Save a cartoonist
Bill Day has been one of America's top political cartoonists for more than thirty years. He's won a room full of awards, and his syndicated cartoons are read by millions of newspaper readers across the country. He's also unemployed, and is close to losing his house.
Day was the cartoonist for The Detroit Free-Press, and then The Commercial Appeal in Memphis, Tennessee, up until March of 2009 when he was laid-off as part of a slew of newsroom cuts made at the height of the economic recession. After three years of searching for a new newspaper, Bill now works at a bike shop during the day to pay the bills; the money he earns fixing bicycles isn't enough for him to afford his mortgage, so Bill is close to losing his house and being unable to continue to draw the great cartoons he's become known for.
Political cartoons are more popular than ever. Cartoons are quick, bite-sized pieces of visual commentary that work great in print and on the Web. Cartoons spread across social networks like Facebook and Twitter like wildfire, look great on tablets and on smart phones, and can easily reach millions of readers in the click of a few buttons. Editorial cartoons are part of state-mandated testing in 8th and 11th grade, and a part of the weekly homework for millions of students in America.
Editorial cartoonists are still widely syndicated in newspapers across the country and have a huge audience, but national syndication pays only a small fraction of what cartoonists made from traditional newspaper staff jobs, and as newspapers decline, cartoonist jobs have been cut, making editorial cartoonists an endangered species. The rate of editorial cartoonists leaving the profession has accelerated in recent years and months.
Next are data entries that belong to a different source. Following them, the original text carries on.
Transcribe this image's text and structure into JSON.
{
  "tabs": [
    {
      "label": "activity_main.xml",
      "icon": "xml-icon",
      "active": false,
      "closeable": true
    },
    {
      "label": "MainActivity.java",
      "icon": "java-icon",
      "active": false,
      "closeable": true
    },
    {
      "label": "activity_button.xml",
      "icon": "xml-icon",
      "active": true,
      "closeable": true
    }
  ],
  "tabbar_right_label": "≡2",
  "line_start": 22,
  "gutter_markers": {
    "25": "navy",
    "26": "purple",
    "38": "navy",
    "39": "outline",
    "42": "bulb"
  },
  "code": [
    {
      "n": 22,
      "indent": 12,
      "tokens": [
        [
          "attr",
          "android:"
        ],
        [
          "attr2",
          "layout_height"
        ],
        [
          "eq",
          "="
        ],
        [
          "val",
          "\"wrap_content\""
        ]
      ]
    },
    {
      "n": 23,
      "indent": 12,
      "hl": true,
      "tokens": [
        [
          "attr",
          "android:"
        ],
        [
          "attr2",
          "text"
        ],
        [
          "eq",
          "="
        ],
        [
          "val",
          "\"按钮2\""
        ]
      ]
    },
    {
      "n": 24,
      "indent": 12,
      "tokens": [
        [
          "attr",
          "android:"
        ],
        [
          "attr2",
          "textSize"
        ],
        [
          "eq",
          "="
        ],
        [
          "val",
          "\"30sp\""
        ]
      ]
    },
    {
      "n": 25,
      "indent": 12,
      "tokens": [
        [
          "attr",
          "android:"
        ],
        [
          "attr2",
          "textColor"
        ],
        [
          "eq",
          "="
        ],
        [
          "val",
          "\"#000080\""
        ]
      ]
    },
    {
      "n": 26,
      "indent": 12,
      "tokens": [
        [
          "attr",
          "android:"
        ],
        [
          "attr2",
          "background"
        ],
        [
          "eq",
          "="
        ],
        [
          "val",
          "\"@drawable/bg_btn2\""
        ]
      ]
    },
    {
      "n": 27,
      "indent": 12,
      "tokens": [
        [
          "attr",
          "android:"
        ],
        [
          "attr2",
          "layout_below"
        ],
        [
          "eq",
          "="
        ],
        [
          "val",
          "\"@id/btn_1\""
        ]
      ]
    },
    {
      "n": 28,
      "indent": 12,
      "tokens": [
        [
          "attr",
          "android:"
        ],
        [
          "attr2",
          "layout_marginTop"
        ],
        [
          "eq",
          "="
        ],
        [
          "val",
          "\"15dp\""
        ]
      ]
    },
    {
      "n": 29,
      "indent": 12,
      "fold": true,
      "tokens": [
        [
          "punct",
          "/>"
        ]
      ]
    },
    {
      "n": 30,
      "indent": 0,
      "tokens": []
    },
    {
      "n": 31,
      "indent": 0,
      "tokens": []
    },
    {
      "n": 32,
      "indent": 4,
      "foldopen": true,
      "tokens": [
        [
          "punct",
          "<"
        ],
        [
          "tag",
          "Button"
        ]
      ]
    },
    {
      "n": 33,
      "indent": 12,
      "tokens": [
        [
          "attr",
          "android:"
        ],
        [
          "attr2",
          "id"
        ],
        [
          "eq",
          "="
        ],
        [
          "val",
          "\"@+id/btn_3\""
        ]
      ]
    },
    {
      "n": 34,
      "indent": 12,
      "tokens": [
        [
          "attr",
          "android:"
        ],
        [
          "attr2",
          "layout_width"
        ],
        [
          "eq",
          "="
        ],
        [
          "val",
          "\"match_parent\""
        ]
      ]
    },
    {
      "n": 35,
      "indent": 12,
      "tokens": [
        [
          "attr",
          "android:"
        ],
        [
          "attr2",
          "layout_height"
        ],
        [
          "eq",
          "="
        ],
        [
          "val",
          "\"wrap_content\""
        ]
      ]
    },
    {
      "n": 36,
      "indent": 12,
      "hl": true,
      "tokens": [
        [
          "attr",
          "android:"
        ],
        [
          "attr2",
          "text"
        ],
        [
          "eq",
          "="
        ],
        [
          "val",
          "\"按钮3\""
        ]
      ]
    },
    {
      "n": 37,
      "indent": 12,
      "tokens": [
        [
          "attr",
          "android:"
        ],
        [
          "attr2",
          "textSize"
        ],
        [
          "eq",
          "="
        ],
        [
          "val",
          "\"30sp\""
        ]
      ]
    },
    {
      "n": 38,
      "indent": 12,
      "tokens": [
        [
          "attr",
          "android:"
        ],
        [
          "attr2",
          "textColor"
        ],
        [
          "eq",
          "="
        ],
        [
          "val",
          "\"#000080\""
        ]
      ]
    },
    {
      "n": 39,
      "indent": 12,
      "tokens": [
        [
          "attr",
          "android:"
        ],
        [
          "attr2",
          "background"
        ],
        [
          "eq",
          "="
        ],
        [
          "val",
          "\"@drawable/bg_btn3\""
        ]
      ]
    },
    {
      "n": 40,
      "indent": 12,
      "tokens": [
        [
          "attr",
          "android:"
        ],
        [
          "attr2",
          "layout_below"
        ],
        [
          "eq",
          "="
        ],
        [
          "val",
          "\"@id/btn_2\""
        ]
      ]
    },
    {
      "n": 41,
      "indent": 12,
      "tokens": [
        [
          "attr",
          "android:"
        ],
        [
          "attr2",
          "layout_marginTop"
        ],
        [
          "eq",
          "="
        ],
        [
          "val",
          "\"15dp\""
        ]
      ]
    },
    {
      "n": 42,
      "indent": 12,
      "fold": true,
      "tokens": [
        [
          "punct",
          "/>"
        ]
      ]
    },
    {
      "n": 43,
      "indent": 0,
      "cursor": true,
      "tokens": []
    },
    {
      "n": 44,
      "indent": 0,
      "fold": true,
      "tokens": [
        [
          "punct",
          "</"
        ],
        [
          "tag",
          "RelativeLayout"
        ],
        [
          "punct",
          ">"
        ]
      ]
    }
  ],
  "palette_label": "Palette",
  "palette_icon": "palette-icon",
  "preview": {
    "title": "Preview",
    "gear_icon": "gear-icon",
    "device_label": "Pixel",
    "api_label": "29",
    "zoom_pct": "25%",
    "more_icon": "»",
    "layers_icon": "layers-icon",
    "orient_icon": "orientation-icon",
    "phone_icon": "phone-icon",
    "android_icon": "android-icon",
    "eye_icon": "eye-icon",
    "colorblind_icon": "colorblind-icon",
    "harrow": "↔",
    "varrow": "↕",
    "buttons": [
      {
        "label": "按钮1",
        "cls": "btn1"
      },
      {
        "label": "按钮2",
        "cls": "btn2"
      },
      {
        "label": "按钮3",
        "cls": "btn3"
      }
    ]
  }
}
An important and popular part of the public debate is in danger of being lost. Today there are less than 70 editorial cartoonists in America who have staff jobs; a few years ago there were twice that number. Cartoonists have been losing their jobs in tandem with newsroom journalists, but since there were fewer cartoonists to start with, the diminished numbers threaten the viability of our art form and it's role in the public debate.
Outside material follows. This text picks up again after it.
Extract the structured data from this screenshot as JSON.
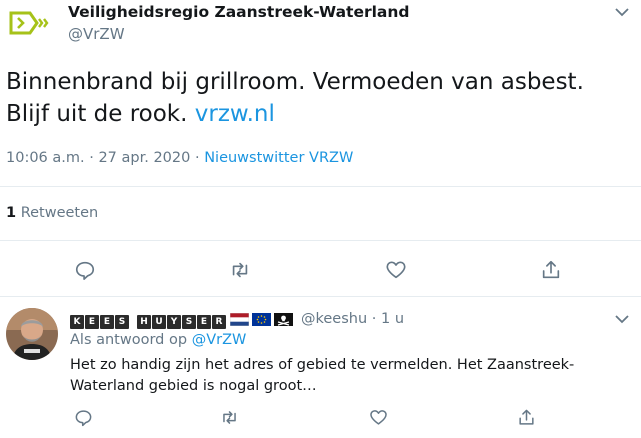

You can help stop the decline of our profession, by saving one important voice at an important time. You can keep Bill Day working, and we'll make sure his work continues to be a part of the public debate, seen by millions or readers.
Our goal is to raise $35,000, to be paid as a "salary" to Bill to draw at least four editorial cartoons a week, every week, for an entire year. Bill's cartoons cover national issues, everything from the Presidential election to Wall Street, the dysfunctional Congress and our corrupt political system. We'll produce two eBook collections of his cartoons - "2012: A Year in Cartoons" and "2013: A Year in Cartoons" that will chronicle the events of the year through the spectrum of Bill's sharp with and pen tips.
And if we're able to raise more; $70,000 or $100,000, we will keep Bill working at the important job of drawing political cartoons for the next 2-3 years. All donated funds will be kept in a segregated fund for Bill's salary; CagleCartoons.com will not share in any of it; all of the funds, after Indiegogo's share and expenses, will go to Bill, in exchange for his commitment to continue his great work, and to provide the donors with great premiums, including Bill's original artwork.
Our unique American art form needs you. Bill needs you. Please, save our profession, save Bill and keep an important, progressive voice in the public debate by donating to keep Bill drawing for the next year and beyond.
If you want to help visit http://igg.me/p/255791 or http://www.indiegogo.com/billday